**Exercise**
Copy out every record precisely.

Saved data entries
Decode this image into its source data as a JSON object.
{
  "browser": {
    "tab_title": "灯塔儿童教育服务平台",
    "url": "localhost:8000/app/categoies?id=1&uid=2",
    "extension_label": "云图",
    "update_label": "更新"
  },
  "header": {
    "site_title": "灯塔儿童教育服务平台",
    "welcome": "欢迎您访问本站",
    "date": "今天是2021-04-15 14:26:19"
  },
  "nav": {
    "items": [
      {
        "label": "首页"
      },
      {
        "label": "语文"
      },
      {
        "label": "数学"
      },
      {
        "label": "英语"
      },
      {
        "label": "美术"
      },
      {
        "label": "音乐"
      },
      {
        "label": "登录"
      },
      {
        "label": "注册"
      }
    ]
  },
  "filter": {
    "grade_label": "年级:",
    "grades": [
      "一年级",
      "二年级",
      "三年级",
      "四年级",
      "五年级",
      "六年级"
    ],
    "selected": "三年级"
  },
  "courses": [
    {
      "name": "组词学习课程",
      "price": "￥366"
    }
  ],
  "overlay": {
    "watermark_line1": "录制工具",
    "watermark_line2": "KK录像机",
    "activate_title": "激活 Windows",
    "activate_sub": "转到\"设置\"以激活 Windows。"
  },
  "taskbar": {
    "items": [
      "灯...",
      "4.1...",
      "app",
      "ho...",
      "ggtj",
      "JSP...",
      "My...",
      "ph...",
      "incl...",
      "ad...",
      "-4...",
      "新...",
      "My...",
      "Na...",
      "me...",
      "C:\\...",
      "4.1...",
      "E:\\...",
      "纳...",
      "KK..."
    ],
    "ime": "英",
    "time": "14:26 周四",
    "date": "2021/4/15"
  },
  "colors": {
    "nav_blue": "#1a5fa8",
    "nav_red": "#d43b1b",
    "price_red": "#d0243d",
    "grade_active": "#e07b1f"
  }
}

**Finished task**
Decode this image into its source data as a JSON object.
{
  "browser": {
    "tab_title": "灯塔儿童教育服务平台",
    "url": "localhost:8000/app/categoies?id=1&uid=2",
    "extension_label": "云图",
    "update_label": "更新"
  },
  "header": {
    "site_title": "灯塔儿童教育服务平台",
    "welcome": "欢迎您访问本站",
    "date": "今天是2021-04-15 14:26:19"
  },
  "nav": {
    "items": [
      {
        "label": "首页"
      },
      {
        "label": "语文"
      },
      {
        "label": "数学"
      },
      {
        "label": "英语"
      },
      {
        "label": "美术"
      },
      {
        "label": "音乐"
      },
      {
        "label": "登录"
      },
      {
        "label": "注册"
      }
    ]
  },
  "filter": {
    "grade_label": "年级:",
    "grades": [
      "一年级",
      "二年级",
      "三年级",
      "四年级",
      "五年级",
      "六年级"
    ],
    "selected": "三年级"
  },
  "courses": [
    {
      "name": "组词学习课程",
      "price": "￥366"
    }
  ],
  "overlay": {
    "watermark_line1": "录制工具",
    "watermark_line2": "KK录像机",
    "activate_title": "激活 Windows",
    "activate_sub": "转到\"设置\"以激活 Windows。"
  },
  "taskbar": {
    "items": [
      "灯...",
      "4.1...",
      "app",
      "ho...",
      "ggtj",
      "JSP...",
      "My...",
      "ph...",
      "incl...",
      "ad...",
      "-4...",
      "新...",
      "My...",
      "Na...",
      "me...",
      "C:\\...",
      "4.1...",
      "E:\\...",
      "纳...",
      "KK..."
    ],
    "ime": "英",
    "time": "14:26 周四",
    "date": "2021/4/15"
  },
  "colors": {
    "nav_blue": "#1a5fa8",
    "nav_red": "#d43b1b",
    "price_red": "#d0243d",
    "grade_active": "#e07b1f"
  }
}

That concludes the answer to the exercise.